The Impact Factor was conceived in the 1970's by Eugene Garfield, founder of the Institute for Scientific Information, and can be used to compare the 'scientific weight' of different academic journals. Whilst many have argued that the Impact Factor is outdated and misrepresentative, new reports are emerging to suggest this metric may also be highly dangerous. Whistle-blower Professor Dwain Pipe, a former lecturer in Particle Physics at Princeton's Energy and Nuclear Information Service (PENIS), met with our reporter last week to reveal the extent of the problem.
'The Impact Factor is calculated every 6 months' said Professor Pipe from his country manor in Kent. 'Academic representatives of the respective journals meet in the Leather and Lace Pub in Cambridgeshire, where they take it in turns to throw latest edition journals at a big block of Stilton cheese. There is an impartial judge who measures the indentation, and this is used to indicate prestige and scientific weight. The bigger journals like Nature and Science usually score the highest, whilst smaller tombs like the Journal of Reindeer Husbandry often come last.'
Unfortunately, it appears that this seemingly innocuous ritual is actually highly dangerous. We can exclusively reveal that three casualties occurred at last year's Impact Factor Measurement Event, caused when either the journal missed the cheese all together or where spectators were hit with de brie. For example, Dr. Francis Turnip, a lecturer in Food Science at the British Agricultural Learning Library of Science (BALLS), was smacked in the face by a flying copy of Aeronautical Rocket Space Exploration (ARSE), and suffered a broken nose. Whilst he remains a strong supporter of the old system, Dr. Turnip suggested small changes may have to be made. 'We could substitute the presently used block of Stilton for a more robust cheese like Cheddar. I think we would need to do some pretty rigorous testing first however, to ensure safety and to be certain that our new system is feta than the old one'.
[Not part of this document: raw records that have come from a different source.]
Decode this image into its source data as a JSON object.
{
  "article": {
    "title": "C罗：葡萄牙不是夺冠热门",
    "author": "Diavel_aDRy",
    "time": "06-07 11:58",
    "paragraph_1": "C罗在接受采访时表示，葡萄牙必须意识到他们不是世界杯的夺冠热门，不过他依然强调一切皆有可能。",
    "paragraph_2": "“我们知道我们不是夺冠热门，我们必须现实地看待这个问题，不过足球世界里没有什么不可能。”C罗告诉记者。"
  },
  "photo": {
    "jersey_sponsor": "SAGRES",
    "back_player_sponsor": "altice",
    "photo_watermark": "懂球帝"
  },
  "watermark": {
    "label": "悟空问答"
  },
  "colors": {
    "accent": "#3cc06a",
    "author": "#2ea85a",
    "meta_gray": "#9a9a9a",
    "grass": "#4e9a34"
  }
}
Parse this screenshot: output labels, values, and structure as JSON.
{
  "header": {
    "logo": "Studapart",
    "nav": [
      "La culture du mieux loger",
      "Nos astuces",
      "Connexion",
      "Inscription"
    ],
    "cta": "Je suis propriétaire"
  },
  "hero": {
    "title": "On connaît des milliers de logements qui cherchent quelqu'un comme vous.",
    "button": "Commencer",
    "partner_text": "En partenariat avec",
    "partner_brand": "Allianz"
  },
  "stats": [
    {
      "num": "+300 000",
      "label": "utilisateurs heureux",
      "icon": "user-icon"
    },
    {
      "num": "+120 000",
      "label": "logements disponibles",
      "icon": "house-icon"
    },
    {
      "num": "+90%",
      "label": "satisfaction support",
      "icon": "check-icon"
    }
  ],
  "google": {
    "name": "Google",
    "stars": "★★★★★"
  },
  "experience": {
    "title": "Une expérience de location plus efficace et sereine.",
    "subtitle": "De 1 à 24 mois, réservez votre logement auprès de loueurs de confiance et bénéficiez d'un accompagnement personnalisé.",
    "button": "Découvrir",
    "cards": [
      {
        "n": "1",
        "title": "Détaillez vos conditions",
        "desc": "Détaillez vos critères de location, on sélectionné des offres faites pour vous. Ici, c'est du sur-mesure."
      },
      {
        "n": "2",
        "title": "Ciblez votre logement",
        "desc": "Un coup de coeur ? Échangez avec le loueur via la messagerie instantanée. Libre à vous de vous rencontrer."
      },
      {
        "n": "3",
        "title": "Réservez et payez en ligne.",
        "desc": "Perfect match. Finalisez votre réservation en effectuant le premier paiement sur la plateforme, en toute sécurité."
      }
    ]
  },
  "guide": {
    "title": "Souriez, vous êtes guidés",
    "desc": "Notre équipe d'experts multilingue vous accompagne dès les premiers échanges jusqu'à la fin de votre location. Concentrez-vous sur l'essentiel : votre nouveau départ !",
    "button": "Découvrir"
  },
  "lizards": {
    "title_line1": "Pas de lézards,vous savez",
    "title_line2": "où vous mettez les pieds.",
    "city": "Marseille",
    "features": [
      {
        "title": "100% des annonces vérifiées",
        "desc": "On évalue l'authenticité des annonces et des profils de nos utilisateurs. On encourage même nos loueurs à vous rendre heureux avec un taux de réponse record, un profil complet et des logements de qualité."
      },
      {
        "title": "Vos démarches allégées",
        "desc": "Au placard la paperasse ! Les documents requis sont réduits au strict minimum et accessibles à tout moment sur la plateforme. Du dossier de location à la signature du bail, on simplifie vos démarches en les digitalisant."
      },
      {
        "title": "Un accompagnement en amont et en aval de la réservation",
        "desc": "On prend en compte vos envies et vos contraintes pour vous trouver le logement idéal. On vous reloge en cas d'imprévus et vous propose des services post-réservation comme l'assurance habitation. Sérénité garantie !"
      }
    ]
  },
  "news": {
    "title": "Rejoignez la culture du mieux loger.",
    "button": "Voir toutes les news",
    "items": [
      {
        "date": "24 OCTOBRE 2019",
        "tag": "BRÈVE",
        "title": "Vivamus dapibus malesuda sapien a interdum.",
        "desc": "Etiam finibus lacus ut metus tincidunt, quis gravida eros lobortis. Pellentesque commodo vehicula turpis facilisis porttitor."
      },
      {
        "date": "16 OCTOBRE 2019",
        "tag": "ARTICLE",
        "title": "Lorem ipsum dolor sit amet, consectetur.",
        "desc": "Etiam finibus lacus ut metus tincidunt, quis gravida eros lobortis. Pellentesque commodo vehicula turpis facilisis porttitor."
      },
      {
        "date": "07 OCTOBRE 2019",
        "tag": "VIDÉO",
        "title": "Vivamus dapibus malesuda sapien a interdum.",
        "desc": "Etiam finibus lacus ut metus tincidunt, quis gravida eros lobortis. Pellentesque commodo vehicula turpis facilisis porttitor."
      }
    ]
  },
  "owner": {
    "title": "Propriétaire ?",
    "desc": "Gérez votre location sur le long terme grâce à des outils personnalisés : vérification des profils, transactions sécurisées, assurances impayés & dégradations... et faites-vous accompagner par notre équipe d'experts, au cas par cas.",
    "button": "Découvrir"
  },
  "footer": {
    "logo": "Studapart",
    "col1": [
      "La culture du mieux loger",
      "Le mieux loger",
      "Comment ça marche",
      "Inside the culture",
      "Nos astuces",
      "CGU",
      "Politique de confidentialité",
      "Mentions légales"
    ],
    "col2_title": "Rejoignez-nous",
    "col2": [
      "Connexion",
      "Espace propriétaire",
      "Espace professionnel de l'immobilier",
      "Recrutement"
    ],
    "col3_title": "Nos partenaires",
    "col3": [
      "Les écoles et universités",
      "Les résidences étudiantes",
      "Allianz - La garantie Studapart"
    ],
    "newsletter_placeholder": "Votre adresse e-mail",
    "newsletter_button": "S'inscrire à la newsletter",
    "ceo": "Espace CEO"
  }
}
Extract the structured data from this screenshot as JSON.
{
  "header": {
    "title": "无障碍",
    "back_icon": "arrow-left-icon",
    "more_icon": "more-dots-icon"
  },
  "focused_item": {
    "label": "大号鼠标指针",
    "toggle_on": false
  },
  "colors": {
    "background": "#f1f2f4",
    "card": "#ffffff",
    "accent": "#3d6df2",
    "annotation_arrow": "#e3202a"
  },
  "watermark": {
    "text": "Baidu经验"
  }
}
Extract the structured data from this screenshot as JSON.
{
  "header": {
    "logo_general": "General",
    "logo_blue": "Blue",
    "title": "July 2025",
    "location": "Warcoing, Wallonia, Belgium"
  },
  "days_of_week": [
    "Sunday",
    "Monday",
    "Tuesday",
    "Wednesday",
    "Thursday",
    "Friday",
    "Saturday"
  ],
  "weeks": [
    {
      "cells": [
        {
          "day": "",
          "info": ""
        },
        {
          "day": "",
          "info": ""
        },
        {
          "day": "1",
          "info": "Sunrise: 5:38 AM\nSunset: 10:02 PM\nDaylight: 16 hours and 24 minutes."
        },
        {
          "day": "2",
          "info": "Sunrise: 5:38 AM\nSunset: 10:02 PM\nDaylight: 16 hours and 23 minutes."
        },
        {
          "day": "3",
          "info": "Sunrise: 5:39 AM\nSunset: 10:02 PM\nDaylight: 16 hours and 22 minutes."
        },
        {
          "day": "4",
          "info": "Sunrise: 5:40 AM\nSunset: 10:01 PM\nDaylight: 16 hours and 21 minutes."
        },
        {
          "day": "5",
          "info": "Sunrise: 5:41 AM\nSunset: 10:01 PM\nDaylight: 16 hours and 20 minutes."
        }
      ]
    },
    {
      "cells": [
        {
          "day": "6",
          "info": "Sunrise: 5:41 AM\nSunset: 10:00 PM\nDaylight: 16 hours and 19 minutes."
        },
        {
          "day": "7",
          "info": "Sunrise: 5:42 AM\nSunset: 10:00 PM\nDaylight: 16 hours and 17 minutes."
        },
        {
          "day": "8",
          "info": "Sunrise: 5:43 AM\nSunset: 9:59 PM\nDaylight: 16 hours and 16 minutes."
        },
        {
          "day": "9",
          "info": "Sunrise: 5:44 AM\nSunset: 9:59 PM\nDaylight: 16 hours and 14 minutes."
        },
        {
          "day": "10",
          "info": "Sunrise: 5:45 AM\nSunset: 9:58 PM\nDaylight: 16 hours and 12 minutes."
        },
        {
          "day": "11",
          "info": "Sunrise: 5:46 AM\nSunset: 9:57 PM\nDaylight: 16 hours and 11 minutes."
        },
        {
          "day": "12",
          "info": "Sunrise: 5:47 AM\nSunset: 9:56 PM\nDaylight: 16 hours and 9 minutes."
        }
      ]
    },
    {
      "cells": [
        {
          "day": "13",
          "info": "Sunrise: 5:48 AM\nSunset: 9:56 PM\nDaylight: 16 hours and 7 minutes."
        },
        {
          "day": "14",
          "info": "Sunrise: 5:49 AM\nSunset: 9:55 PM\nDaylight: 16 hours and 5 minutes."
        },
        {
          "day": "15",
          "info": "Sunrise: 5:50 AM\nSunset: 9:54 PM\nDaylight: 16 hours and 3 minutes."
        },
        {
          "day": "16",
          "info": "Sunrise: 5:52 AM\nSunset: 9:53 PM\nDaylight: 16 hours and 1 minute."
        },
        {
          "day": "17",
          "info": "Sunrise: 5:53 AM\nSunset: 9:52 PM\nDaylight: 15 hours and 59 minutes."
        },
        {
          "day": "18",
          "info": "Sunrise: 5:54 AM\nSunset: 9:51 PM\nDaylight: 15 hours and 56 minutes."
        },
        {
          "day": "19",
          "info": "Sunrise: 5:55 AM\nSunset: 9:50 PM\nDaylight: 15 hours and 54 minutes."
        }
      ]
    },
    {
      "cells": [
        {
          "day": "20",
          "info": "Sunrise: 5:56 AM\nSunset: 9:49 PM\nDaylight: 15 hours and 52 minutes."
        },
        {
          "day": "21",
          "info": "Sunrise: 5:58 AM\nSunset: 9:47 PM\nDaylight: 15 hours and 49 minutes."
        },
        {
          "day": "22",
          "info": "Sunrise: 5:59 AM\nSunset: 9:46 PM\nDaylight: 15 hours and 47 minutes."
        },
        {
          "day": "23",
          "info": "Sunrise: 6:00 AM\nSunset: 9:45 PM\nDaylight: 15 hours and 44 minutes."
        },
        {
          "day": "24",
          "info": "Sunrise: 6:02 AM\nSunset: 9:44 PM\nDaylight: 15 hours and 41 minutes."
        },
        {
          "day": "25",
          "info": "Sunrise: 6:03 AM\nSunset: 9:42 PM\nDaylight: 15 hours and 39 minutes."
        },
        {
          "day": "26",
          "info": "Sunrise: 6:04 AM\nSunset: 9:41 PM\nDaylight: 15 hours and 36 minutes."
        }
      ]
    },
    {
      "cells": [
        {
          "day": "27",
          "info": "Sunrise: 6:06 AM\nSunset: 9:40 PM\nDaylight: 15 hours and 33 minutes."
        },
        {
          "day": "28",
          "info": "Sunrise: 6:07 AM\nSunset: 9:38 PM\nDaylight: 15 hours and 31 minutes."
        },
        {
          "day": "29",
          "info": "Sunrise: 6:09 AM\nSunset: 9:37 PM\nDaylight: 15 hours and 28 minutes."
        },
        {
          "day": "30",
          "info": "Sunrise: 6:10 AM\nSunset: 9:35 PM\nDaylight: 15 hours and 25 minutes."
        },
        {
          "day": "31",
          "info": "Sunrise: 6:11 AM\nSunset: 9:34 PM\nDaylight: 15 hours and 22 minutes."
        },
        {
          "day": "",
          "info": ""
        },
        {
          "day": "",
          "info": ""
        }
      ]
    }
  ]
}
Many have been critical of the Impact Factor in the past, claiming it doesn't take in to account the scientific weight of each individual article. Furthermore, as the scientific weight of a journal is often a product of only a few big articles, the Impact factor scarcely represents each constituent paper. Now revelations regarding the danger of this metric have come to light, journal editors and authors alike may need to rethink this arguably archaic rating system.